“Every bomb that is dropped, every bullet that is fired, has to be made somewhere. And wherever that is, it can be resisted.”

Smash EDO

For anyone involved in anti-militarist campaigning, the Seeds of Hope action has almost mythical status. Not only as an extremely radical and inspiring action; but as an example of how a jury's verdict can be decided on moral grounds on the basis of trying to prevent a greater crime. I have been running direct action trainings for a few years and I don't think there's a single one where Seeds of Hope didn't get mentioned, and its reach extends far beyond the anti-militarist movement.

Interview with Peace Action Wellington, New Zealand

Originally published on WRI's antimili-youth.net website

Activists from Peace Action Wellington (PAW) organised two days of nonviolent direct actions against the annual Weapons Conference held in New Zealand (NZ) last November. Following their peaceful protests, 27 activists - 26 of whom keep fighting charges - were arrested and taken to court. On 18 February they are standing trial again, defending their right to peaceful demonstration for peace and justice.

Sending our solidarity messages to the activists in Wellington, we reached Valerie Morse from PAW and asked her about their campaign Stop the Weapons Conference as well as many other questions on militarism and the antimilitarist movement in New Zealand.

Stopping the weapons conference

New Zealand is a place often associated with its nuclear-free position, and it rates highly on the global peace index. In spite of a relatively bucolic lifestyle downunder, New Zealand’s capital city, Wellington, plays host to an annual weapons conference in November where about 550 delegates representing 165 companies converge for an annual weapons conference.Peace Action Wellington: Activists blockade the entrance to the weapons conferencePeace Action Wellington: Activists blockade the entrance to the weapons conference

Spanish edition of the Handbook for Nonviolent Campaigns released

The second edition of the Handbook for Nonviolent for Campaigns was first released in English in 2014, at WRI's International Conference in Cape Town. The book has now been translated into Spanish via the support of a crowdfunding campaign, and is available from the WRI webshop here: http://www.wri-irg.org/node/24916

Stopping the War Business: talking tactics and linking methods - registration deadline extended

War profiteering

We live in a world where people profit from war. In 2014, Global military expenditure was estimated to be $1776 billion. Lockheed Martin - the world's biggest arms company - sold more than $45.6 billion worth of equipment. The war in Iraq wrenched open the country's economy to contractors of all shapes and sizes.

Arms companies profit from every bomb that falls, and every bullet that's fired. Through occupation, companies have the opportunity to exploit cheap land and lax labour laws. Conflict zones give fossil fuel giants access to new resources to exploit. Militarism means that research funding goes towards developing weapons of war, not finding solutions to global challenges like climate change.

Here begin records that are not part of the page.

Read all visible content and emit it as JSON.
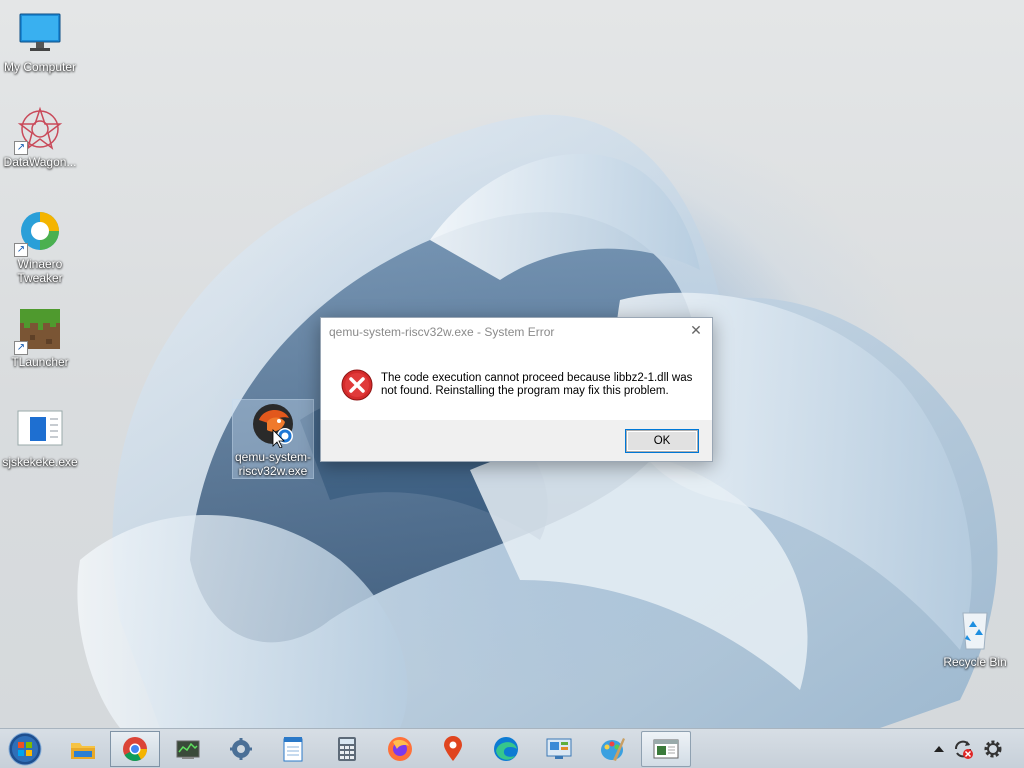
{
  "desktop": {
    "icons": [
      {
        "label": "My Computer",
        "icon": "monitor-icon"
      },
      {
        "label": "DataWagon...",
        "icon": "datawagon-icon"
      },
      {
        "label": "Winaero Tweaker",
        "icon": "winaero-icon"
      },
      {
        "label": "TLauncher",
        "icon": "grass-block-icon"
      },
      {
        "label": "sjskekeke.exe",
        "icon": "exe-window-icon"
      },
      {
        "label": "qemu-system-riscv32w.exe",
        "icon": "qemu-icon"
      },
      {
        "label": "Recycle Bin",
        "icon": "recycle-bin-icon"
      }
    ]
  },
  "dialog": {
    "title": "qemu-system-riscv32w.exe - System Error",
    "close": "✕",
    "message": "The code execution cannot proceed because libbz2-1.dll was not found. Reinstalling the program may fix this problem.",
    "ok_label": "OK"
  },
  "taskbar": {
    "items": [
      "start-orb-icon",
      "file-explorer-icon",
      "chrome-icon",
      "task-manager-icon",
      "settings-gear-icon",
      "notepad-icon",
      "calculator-icon",
      "firefox-icon",
      "maps-pin-icon",
      "edge-icon",
      "control-panel-icon",
      "paint-icon",
      "window-app-icon"
    ],
    "tray": [
      "show-hidden-icons",
      "sync-refresh-icon",
      "gear-icon"
    ]
  },
  "colors": {
    "error_red": "#d42b2b",
    "taskbar": "#cfd8e0",
    "focus_blue": "#0078d7"
  }
}
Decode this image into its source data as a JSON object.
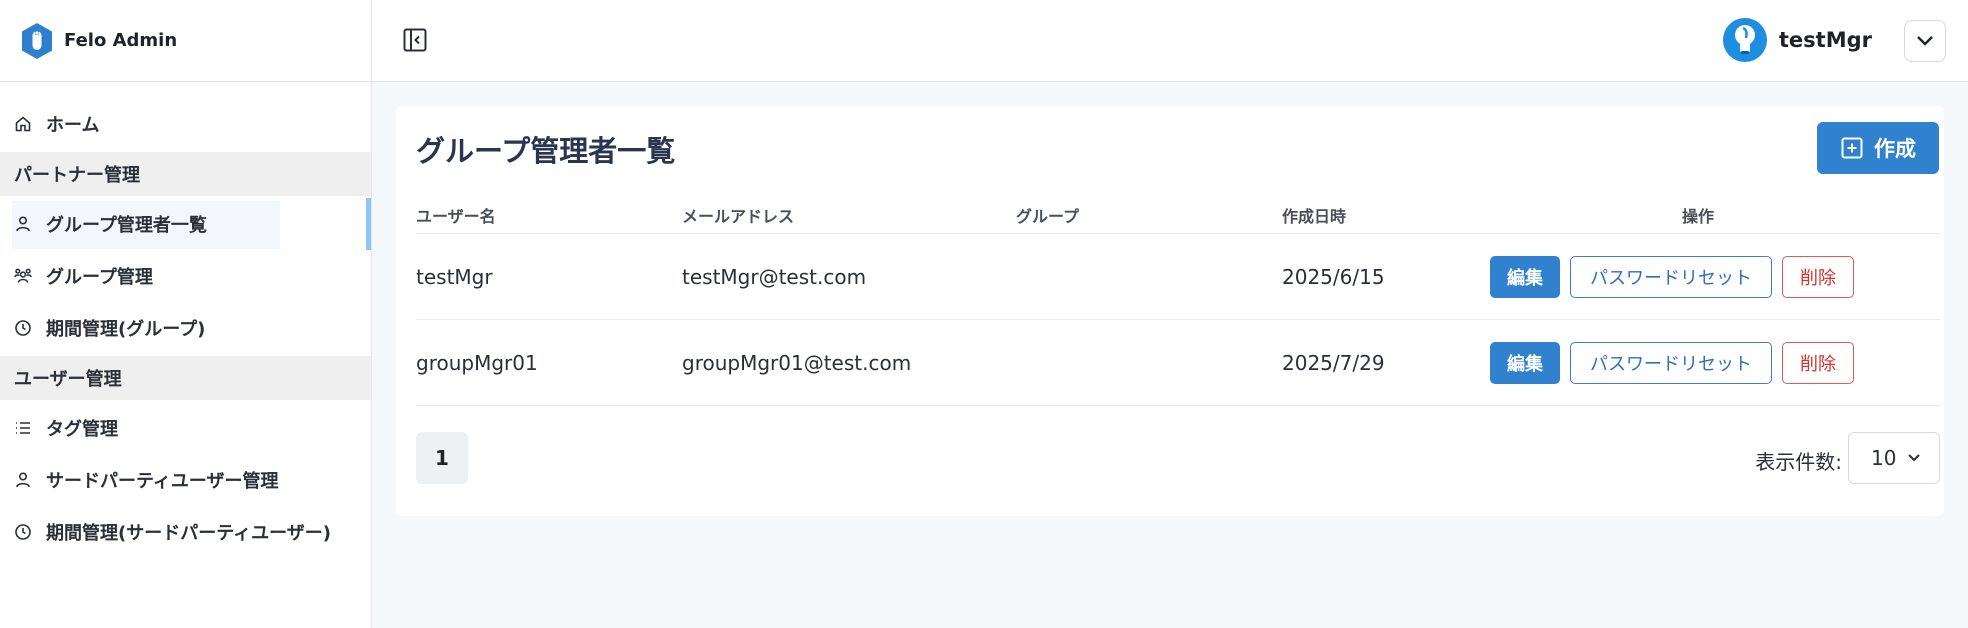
{
  "app": {
    "title": "Felo Admin"
  },
  "sidebar": {
    "items": [
      {
        "type": "item",
        "label": "ホーム",
        "icon": "home-icon"
      },
      {
        "type": "section",
        "label": "パートナー管理"
      },
      {
        "type": "item",
        "label": "グループ管理者一覧",
        "icon": "user-icon",
        "active": true
      },
      {
        "type": "item",
        "label": "グループ管理",
        "icon": "users-icon"
      },
      {
        "type": "item",
        "label": "期間管理(グループ)",
        "icon": "clock-icon"
      },
      {
        "type": "section",
        "label": "ユーザー管理"
      },
      {
        "type": "item",
        "label": "タグ管理",
        "icon": "list-icon"
      },
      {
        "type": "item",
        "label": "サードパーティユーザー管理",
        "icon": "user-icon"
      },
      {
        "type": "item",
        "label": "期間管理(サードパーティユーザー)",
        "icon": "clock-icon"
      }
    ]
  },
  "header": {
    "toggle_icon": "sidebar-collapse-icon",
    "user_name": "testMgr",
    "dropdown_icon": "chevron-down-icon"
  },
  "main": {
    "title": "グループ管理者一覧",
    "create_label": "作成",
    "columns": [
      "ユーザー名",
      "メールアドレス",
      "グループ",
      "作成日時",
      "操作"
    ],
    "rows": [
      {
        "username": "testMgr",
        "email": "testMgr@test.com",
        "group": "",
        "created": "2025/6/15"
      },
      {
        "username": "groupMgr01",
        "email": "groupMgr01@test.com",
        "group": "",
        "created": "2025/7/29"
      }
    ],
    "actions": {
      "edit": "編集",
      "reset": "パスワードリセット",
      "delete": "削除"
    },
    "pagination": {
      "current_page": "1",
      "per_page_label": "表示件数:",
      "per_page_value": "10"
    }
  },
  "colors": {
    "primary": "#3182ce",
    "danger": "#d0342c",
    "active_bar": "#8fc5f2",
    "section_bg": "#efefef",
    "page_bg": "#f5f8fb"
  }
}
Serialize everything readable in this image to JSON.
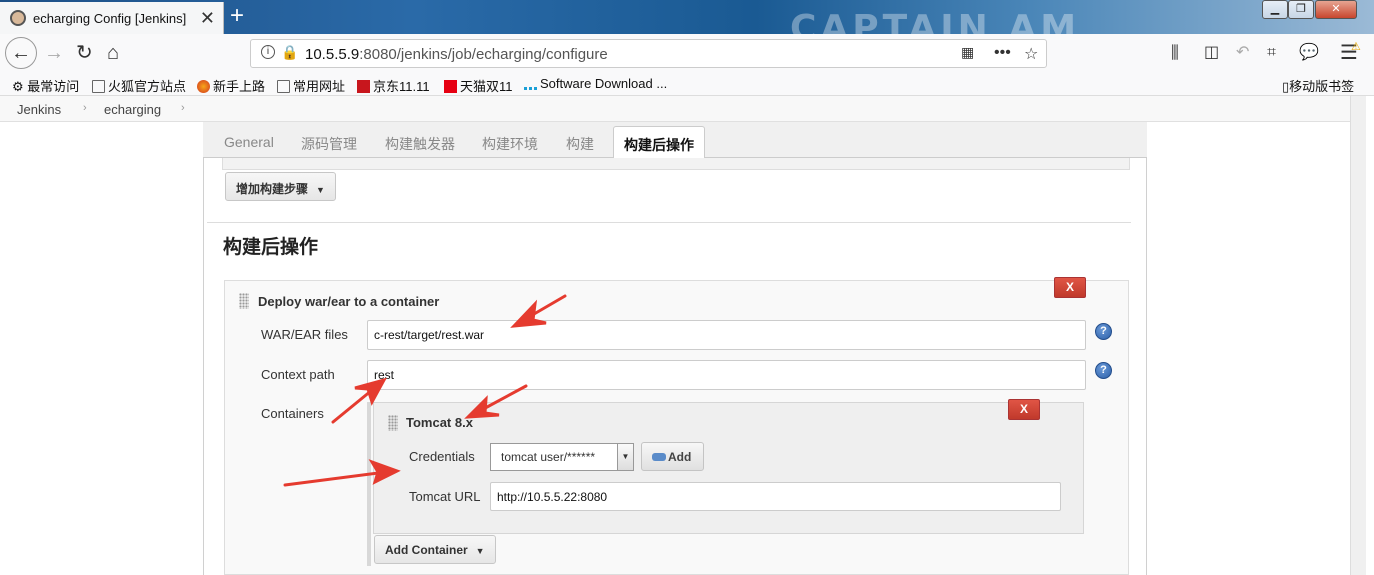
{
  "browser": {
    "tab_title": "echarging Config [Jenkins]",
    "tab_close": "✕",
    "new_tab": "+",
    "window_buttons": {
      "minimize": "▁",
      "maximize": "❐",
      "close": "✕"
    },
    "url_host": "10.5.5.9",
    "url_rest": ":8080/jenkins/job/echarging/configure",
    "bookmarks": [
      {
        "label": "最常访问",
        "icon": "gear-icon"
      },
      {
        "label": "火狐官方站点",
        "icon": "folder-icon"
      },
      {
        "label": "新手上路",
        "icon": "firefox-icon"
      },
      {
        "label": "常用网址",
        "icon": "folder-icon"
      },
      {
        "label": "京东11.11",
        "icon": "jd-icon"
      },
      {
        "label": "天猫双11",
        "icon": "tmall-icon"
      },
      {
        "label": "Software Download ...",
        "icon": "cisco-icon"
      }
    ],
    "mobile_bookmarks": "移动版书签",
    "colors": {
      "accent": "#1d4f86",
      "danger": "#c0392b",
      "arrow": "#e53b2f"
    }
  },
  "breadcrumb": [
    "Jenkins",
    "echarging"
  ],
  "config_tabs": [
    "General",
    "源码管理",
    "构建触发器",
    "构建环境",
    "构建",
    "构建后操作"
  ],
  "active_tab": "构建后操作",
  "add_build_step": "增加构建步骤",
  "section_title": "构建后操作",
  "deploy": {
    "title": "Deploy war/ear to a container",
    "remove": "X",
    "war_label": "WAR/EAR files",
    "war_value": "c-rest/target/rest.war",
    "context_label": "Context path",
    "context_value": "rest",
    "containers_label": "Containers",
    "help": "?"
  },
  "tomcat": {
    "title": "Tomcat 8.x",
    "remove": "X",
    "credentials_label": "Credentials",
    "credentials_value": "tomcat  user/******",
    "add_label": "Add",
    "url_label": "Tomcat URL",
    "url_value": "http://10.5.5.22:8080"
  },
  "add_container": "Add Container"
}
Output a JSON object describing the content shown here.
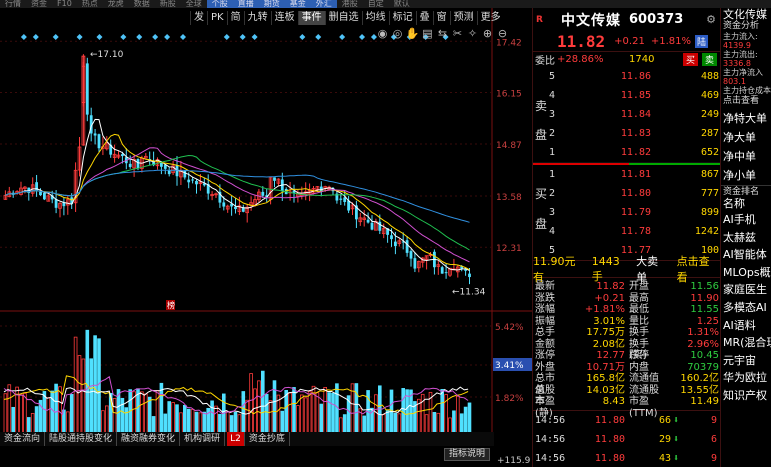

Stopping the War Business: WRI and World Without War seminar in Seoul, South Korea

In October, War Resisters' International and our South Korean affiliate World Without War will host an international seminar with a specific focus on skill sharing for taking action against war profiteering. “Stopping the War Business” will take place on 16th and 17th October, in Seoul, South Korea. The seminar will be followed by nonviolence training, and then an action to oppose the ADEX arms fair, which will be taking place the following week.

Syndicate content